In depicting a Christ who weeps out of love at the death of a friend, yet who also publicly declares, “I am the Resurrection,” the author of the Fourth Gospel establishes an inseparable nexus between the raising of the dead to new life and the sacred bond of divine love—a bond of love so strong that it will ultimately lead to the cross. The return of Lazarus from the grave is a proleptic microcosm that foreshadows the resurrection of Christ and, as we shall see below, the future resurrection of the dead. In other words, “The raising of Lazarus is the Gospel in miniature.” When Jesus later claims that “No one has greater love than this: to lay down one’s life for one’s friends” (15:13), the author of the Fourth Gospel completes the relationship between the love that brought Lazarus out of the tomb and the love which motivated Christ to enter it.
The Resurrection of Jesus
There has long been an understanding that the crucifixion of Jesus was an act of divine love—that is, it is commonly accepted that love was the motivator for Christ’s submission to the cross. “Through his death,” claims Jo-Ann Brant, “our relationship with him is not severed but strengthened, because his dying reveals his love for us.” Furthermore, “[The Fourth Gospel] understands Jesus’s death as the consummate expression of divine love, but recognizes that this is only apparent in retrospect, from the vantage point of the resurrection.” It makes little sense, then, to assume that the resurrection and vindication of God’s Messiah would not also be a continuance and intensification of that same love. However, following the death of Jesus, love is seldom mentioned in conjunction with his resurrection. The purpose of this section is to discuss the possibility that in order to fully grasp the theological implications of the empty tomb, one must explore the resurrection of Jesus as another act of love in connection with his death on a cross.
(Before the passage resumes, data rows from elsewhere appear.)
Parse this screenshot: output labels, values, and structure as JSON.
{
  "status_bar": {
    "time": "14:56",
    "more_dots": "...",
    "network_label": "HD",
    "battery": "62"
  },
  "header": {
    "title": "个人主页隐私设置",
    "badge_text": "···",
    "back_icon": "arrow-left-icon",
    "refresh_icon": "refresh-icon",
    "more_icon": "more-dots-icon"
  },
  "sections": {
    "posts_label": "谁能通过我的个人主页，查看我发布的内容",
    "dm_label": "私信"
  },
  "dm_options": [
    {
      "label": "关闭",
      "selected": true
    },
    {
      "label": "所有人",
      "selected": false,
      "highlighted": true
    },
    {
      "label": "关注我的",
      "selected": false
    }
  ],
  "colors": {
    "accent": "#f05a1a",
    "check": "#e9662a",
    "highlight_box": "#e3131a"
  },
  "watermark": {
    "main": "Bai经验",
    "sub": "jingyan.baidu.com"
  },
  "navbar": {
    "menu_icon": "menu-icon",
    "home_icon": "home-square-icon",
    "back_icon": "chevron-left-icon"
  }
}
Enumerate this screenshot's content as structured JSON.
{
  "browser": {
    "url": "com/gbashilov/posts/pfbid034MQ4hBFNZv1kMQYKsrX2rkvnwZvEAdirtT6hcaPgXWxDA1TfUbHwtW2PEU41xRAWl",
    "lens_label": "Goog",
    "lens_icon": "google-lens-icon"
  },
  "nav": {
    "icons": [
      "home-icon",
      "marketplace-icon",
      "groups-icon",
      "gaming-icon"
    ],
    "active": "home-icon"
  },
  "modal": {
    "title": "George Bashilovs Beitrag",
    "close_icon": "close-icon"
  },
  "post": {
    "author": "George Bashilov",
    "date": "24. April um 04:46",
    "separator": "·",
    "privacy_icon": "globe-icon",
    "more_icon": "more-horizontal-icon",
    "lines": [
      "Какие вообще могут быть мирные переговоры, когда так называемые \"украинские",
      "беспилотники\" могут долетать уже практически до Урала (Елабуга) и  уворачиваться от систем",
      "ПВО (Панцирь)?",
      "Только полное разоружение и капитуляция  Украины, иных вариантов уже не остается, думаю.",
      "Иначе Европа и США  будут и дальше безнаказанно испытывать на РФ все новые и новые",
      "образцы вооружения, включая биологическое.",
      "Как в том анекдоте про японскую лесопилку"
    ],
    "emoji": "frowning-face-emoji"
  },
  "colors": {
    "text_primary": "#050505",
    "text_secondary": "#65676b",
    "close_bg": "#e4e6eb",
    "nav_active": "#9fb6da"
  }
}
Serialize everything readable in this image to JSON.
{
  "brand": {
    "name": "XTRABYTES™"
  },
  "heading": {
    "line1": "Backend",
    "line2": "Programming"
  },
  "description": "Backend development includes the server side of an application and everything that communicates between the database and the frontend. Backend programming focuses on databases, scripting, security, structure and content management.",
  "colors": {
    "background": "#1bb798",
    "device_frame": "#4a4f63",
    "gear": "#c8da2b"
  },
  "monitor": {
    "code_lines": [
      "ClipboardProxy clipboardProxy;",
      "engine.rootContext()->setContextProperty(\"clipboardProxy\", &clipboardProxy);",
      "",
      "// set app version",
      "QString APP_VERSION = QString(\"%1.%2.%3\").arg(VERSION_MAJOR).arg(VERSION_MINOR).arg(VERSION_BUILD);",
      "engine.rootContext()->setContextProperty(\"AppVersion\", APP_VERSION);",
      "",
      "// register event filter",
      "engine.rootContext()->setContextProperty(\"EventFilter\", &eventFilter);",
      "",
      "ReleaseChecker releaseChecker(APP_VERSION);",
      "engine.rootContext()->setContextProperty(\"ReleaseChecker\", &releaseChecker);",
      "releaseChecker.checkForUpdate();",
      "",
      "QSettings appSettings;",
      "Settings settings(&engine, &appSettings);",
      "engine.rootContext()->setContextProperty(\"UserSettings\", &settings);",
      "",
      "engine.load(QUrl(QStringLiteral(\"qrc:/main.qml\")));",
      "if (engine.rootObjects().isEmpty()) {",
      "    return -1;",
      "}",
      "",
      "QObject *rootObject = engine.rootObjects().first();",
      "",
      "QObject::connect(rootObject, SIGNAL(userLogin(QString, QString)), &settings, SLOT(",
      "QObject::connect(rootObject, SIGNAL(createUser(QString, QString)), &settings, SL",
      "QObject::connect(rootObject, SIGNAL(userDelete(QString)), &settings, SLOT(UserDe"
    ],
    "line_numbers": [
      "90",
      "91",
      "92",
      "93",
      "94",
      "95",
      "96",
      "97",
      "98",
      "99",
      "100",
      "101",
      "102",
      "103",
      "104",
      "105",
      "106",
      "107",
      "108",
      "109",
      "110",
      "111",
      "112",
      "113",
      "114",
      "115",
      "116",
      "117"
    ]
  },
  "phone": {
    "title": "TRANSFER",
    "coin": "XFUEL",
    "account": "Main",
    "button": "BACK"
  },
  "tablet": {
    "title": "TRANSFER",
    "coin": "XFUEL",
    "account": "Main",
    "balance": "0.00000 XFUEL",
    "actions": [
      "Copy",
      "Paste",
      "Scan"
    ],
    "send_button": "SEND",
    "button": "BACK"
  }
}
The concept of love in the Fourth Gospel fundamentally involves the act of giving and sacrifice, and this is illustrated quite well in Johannine theology—“For God so loved the kovsmon, he gave his only son…” This giving is further implied in Peter’s “reinstatement” in ch. 21. As Christ submitted himself to death in the cross out of love, so God rewarded Christ with a vindicated, transformed body. Therefore, when Jesus questions Peter on the shore of the Sea of Tiberias, he is also dictating to Peter the mark of true discipleship, that is, love submits itself to and receives its reward from the Source of Love. The cost of the eschatological promise is mutual submission and “feeding lambs” and “tending sheep” here in the present reality.
If we build upon our earlier assumption that the Fourth Gospel has fashioned Lazarus as the Beloved Disciple, it is not difficult to imagine the source of his “seeing and believing” at the empty tomb of Christ; Lazarus would have recognized the signs of one who has been raised from the dead through the power of love—the very love that called Lazarus forth from his own grave in ch. 11. Yet unlike Lazarus, the Jesus that was laid in the tomb is not quite the Jesus that emerges on Easter morning. “In the resurrection God’s love for Jesus transforms him, attaining for Jesus his ultimate good and becoming, by anticipation, the embodiment of God’s new creation.” It is the defining love of God that raises Jesus and transforms him into the living icon of New Creation. As the raising of Lazarus constituted a microcosmic illustration of what divine love envisioned in Christ looks like, so the resurrection of Christ has macrocosmic significance. The divine love illustrated in the body of the risen Lord as he calls Mary the Magdalene by name and as he hails the frustrated disciples from the shore of the lake is the result of the fulfillment of God’s ultimate cosmological plan for the salvation of the universe and the redemption of all things.
We now see that love is the impetus for both the raising of Lazarus and the resurrection of Christ. Yet, unlike Lazarus, Jesus becomes the opportunity through which the resurrection of all believers is made possible—he is, as Paul says, the first-fruits of the dead. “The risen Jesus is the living embodiment, the historical anticipation, of that realization and perfection towards which transformative love moves." The confession of Christ coming in the flesh in 1 John 4:2 refers not only to the initial incarnation of the Logos in the prologue to the Fourth Gospel, but also to the resurrected Christ physically returning from the grave, clothed anew in that which is incorruptible: the transformative love of God.
 Sandra Schneiders, 52
 Jo-Ann A. Brant, “A Sure Thing: Death and Eternal Life in the Gospel of John,” Vision 5, no. 1 (Spring 2004): 62.
 Craig R. Koester, 123
 Paul S. Naumann, “The Presence of Love in John's Gospel,” Worship 39, no. 6 (June-July 1965): 369.
 Floyd V. Filson, 86
 Lyle K. Weiss, 200
 Ibid, 202